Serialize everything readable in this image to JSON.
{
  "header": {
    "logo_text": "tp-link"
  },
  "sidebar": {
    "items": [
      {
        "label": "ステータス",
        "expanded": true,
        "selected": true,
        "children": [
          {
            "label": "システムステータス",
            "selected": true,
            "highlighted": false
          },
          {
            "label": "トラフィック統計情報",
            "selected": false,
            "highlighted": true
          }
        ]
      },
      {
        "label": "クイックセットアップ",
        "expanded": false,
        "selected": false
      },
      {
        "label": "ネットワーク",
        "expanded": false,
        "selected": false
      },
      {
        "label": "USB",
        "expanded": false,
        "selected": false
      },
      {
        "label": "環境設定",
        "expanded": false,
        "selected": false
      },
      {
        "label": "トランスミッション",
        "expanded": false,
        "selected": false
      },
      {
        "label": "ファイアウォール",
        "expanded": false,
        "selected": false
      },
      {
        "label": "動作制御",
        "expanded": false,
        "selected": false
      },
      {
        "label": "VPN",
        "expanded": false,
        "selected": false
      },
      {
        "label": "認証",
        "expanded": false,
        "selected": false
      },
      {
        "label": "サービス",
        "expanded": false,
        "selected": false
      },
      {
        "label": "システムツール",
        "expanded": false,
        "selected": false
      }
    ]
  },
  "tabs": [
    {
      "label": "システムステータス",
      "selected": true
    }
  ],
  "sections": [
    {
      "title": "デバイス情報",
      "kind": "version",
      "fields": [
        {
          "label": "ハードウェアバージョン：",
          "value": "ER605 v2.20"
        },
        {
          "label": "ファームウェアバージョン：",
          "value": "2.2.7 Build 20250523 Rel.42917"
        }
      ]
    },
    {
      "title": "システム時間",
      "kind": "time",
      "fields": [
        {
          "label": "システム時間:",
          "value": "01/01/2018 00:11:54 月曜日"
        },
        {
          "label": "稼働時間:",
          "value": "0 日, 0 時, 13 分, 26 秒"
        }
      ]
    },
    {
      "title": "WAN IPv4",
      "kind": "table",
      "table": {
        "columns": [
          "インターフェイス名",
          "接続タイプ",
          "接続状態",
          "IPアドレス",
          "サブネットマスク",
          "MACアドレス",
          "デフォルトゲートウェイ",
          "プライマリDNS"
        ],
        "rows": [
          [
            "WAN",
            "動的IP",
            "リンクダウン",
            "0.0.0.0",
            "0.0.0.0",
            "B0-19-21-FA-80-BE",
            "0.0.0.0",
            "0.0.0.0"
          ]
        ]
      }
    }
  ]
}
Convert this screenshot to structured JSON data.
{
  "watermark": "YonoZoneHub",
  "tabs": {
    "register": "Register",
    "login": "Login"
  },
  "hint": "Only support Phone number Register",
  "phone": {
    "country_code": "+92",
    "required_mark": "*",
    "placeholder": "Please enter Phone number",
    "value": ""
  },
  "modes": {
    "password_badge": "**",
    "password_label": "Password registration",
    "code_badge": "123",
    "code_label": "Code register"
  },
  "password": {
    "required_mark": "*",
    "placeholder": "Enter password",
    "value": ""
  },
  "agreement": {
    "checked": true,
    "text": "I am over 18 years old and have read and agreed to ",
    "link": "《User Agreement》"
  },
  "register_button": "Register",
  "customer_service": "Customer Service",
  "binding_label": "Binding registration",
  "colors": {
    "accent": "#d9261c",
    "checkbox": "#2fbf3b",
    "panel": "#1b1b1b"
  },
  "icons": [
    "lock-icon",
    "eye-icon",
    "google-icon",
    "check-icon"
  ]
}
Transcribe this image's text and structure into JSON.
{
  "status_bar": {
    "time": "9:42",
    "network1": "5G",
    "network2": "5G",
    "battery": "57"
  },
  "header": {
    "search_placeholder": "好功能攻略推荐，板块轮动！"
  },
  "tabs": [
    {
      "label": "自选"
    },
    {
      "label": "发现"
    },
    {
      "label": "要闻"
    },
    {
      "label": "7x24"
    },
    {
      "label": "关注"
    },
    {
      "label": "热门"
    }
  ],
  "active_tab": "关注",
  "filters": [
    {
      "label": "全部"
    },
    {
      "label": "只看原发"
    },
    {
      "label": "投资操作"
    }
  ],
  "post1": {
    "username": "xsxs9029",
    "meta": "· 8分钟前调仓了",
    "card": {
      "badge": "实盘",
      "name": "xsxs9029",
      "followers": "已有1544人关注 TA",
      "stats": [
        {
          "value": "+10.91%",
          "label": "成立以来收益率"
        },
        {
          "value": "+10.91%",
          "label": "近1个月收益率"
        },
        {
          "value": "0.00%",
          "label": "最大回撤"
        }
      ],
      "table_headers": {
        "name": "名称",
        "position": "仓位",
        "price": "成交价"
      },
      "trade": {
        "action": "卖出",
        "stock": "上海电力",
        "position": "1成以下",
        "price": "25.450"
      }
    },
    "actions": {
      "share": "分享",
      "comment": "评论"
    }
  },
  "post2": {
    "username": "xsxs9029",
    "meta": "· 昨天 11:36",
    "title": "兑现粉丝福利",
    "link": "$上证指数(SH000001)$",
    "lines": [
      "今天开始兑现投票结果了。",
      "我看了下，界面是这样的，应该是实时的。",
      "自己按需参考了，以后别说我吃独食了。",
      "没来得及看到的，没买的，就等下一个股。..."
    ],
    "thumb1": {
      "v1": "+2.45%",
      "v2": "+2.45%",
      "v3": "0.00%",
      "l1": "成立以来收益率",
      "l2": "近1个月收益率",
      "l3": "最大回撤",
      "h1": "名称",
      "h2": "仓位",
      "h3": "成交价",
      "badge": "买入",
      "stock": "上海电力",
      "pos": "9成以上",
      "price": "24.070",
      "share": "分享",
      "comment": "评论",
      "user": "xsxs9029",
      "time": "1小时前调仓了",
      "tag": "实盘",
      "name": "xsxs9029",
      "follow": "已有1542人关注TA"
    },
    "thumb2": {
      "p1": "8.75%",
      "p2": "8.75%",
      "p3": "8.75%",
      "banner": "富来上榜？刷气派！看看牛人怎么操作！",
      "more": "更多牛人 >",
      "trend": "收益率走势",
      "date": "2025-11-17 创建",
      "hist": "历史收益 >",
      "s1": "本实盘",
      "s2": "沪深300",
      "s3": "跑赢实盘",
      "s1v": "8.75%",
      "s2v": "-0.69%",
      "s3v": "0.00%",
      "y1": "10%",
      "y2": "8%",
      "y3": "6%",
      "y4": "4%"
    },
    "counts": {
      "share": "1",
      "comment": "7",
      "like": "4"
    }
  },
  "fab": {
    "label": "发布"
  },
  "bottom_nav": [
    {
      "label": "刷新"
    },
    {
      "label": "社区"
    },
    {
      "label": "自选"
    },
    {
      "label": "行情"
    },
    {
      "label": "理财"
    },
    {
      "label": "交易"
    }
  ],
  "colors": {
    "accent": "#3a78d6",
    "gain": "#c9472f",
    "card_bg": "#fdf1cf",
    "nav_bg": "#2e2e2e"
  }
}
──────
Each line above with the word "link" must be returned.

    "logo_text": "tp-link"
    "link": "《User Agreement》"
    "link": "$上证指数(SH000001)$",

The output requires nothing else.